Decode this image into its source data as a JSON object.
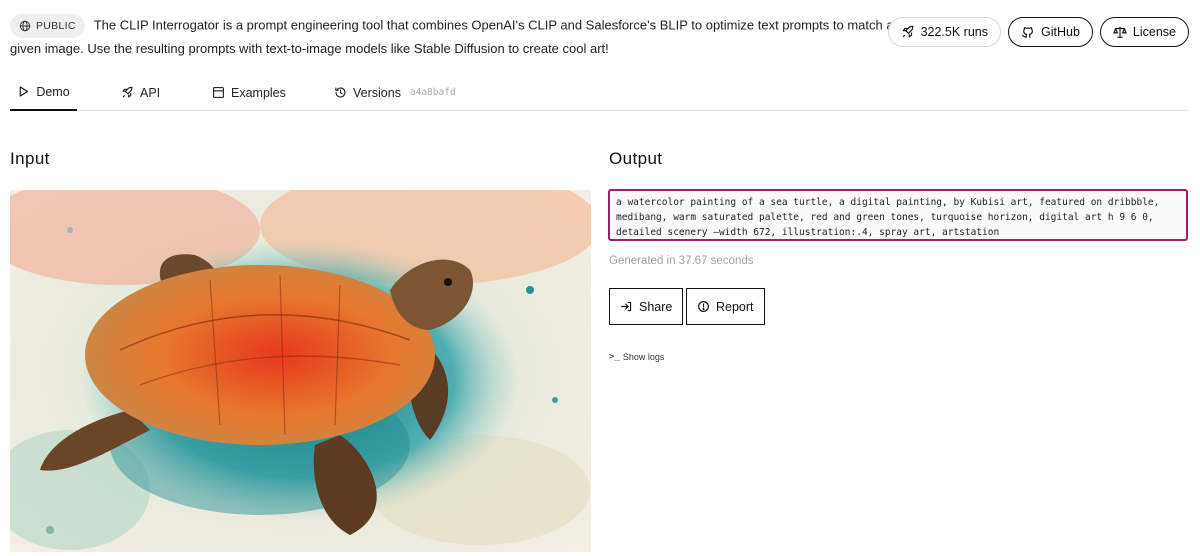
{
  "header": {
    "badge_label": "PUBLIC",
    "description": "The CLIP Interrogator is a prompt engineering tool that combines OpenAI's CLIP and Salesforce's BLIP to optimize text prompts to match a given image. Use the resulting prompts with text-to-image models like Stable Diffusion to create cool art!",
    "runs_label": "322.5K runs",
    "github_label": "GitHub",
    "license_label": "License"
  },
  "tabs": [
    {
      "label": "Demo",
      "icon": "play-icon",
      "active": true
    },
    {
      "label": "API",
      "icon": "rocket-icon"
    },
    {
      "label": "Examples",
      "icon": "gallery-icon"
    },
    {
      "label": "Versions",
      "icon": "history-icon",
      "hash": "a4a8bafd"
    }
  ],
  "input": {
    "title": "Input"
  },
  "output": {
    "title": "Output",
    "text": "a watercolor painting of a sea turtle, a digital painting, by Kubisi art, featured on dribbble, medibang, warm saturated palette, red and green tones, turquoise horizon, digital art h 9 6 0, detailed scenery —width 672, illustration:.4, spray art, artstation",
    "generated": "Generated in 37.67 seconds",
    "share_label": "Share",
    "report_label": "Report",
    "show_logs_label": "Show logs"
  },
  "colors": {
    "output_border": "#9b1f6b",
    "accent_text": "#111111"
  }
}
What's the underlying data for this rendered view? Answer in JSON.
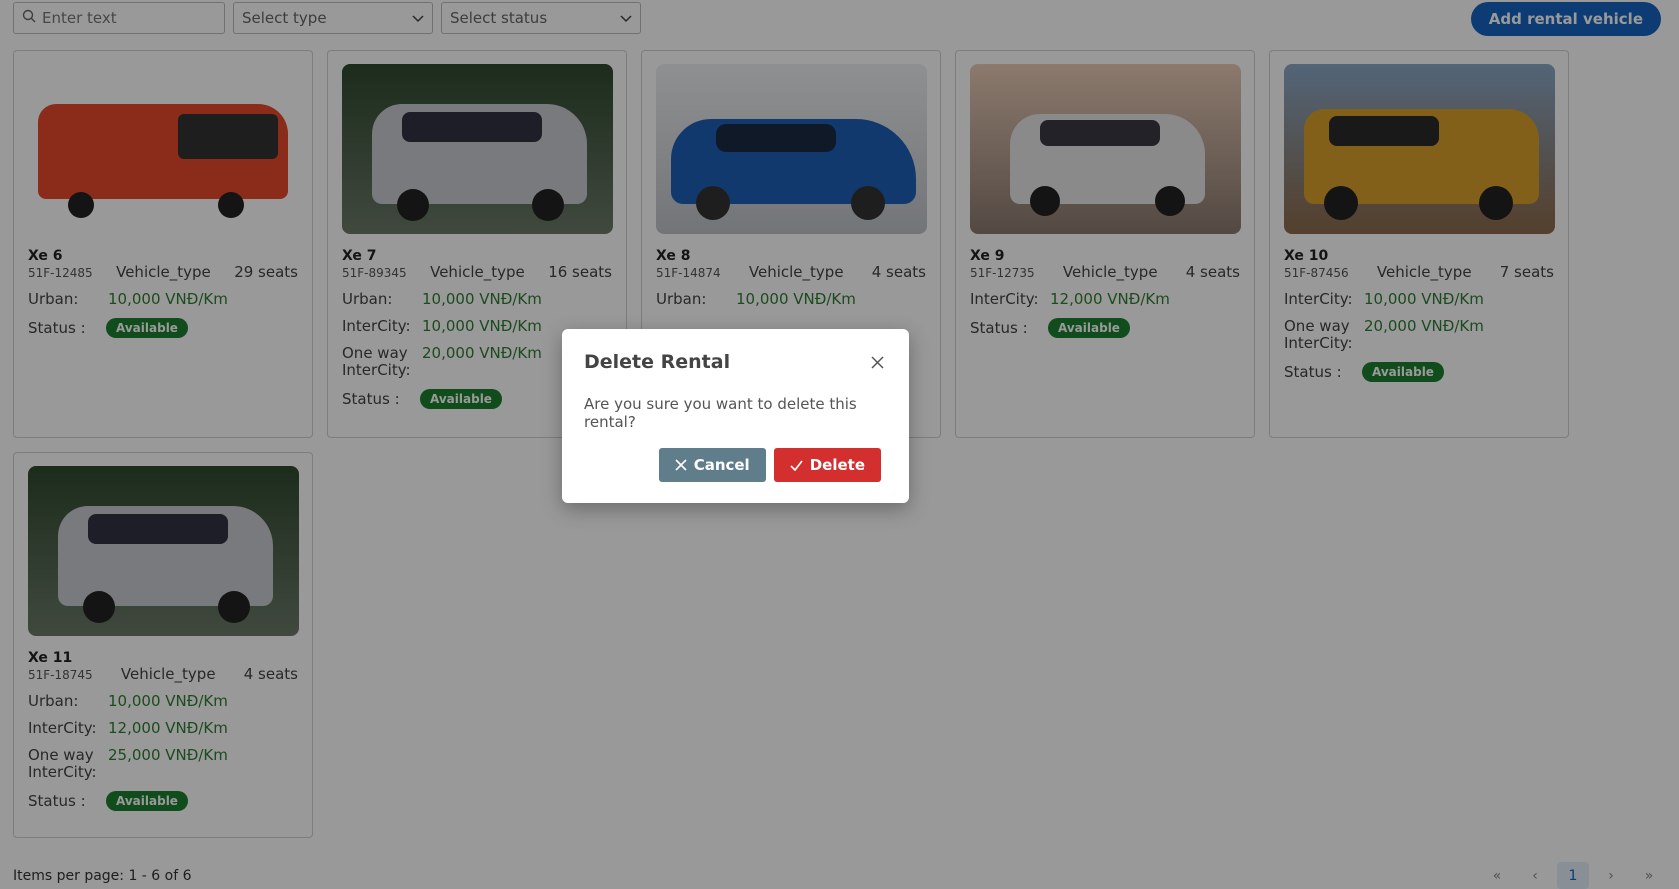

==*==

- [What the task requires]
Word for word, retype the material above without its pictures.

- [Output for this exercise]
Decode this image into its source data as a JSON object.
{
  "header": {
    "badge_label": "PUBLIC",
    "description": "The CLIP Interrogator is a prompt engineering tool that combines OpenAI's CLIP and Salesforce's BLIP to optimize text prompts to match a given image. Use the resulting prompts with text-to-image models like Stable Diffusion to create cool art!",
    "runs_label": "322.5K runs",
    "github_label": "GitHub",
    "license_label": "License"
  },
  "tabs": [
    {
      "label": "Demo",
      "icon": "play-icon",
      "active": true
    },
    {
      "label": "API",
      "icon": "rocket-icon"
    },
    {
      "label": "Examples",
      "icon": "gallery-icon"
    },
    {
      "label": "Versions",
      "icon": "history-icon",
      "hash": "a4a8bafd"
    }
  ],
  "input": {
    "title": "Input"
  },
  "output": {
    "title": "Output",
    "text": "a watercolor painting of a sea turtle, a digital painting, by Kubisi art, featured on dribbble, medibang, warm saturated palette, red and green tones, turquoise horizon, digital art h 9 6 0, detailed scenery —width 672, illustration:.4, spray art, artstation",
    "generated": "Generated in 37.67 seconds",
    "share_label": "Share",
    "report_label": "Report",
    "show_logs_label": "Show logs"
  },
  "colors": {
    "output_border": "#9b1f6b",
    "accent_text": "#111111"
  }
}
What's the underlying data for this rendered view? Answer in JSON.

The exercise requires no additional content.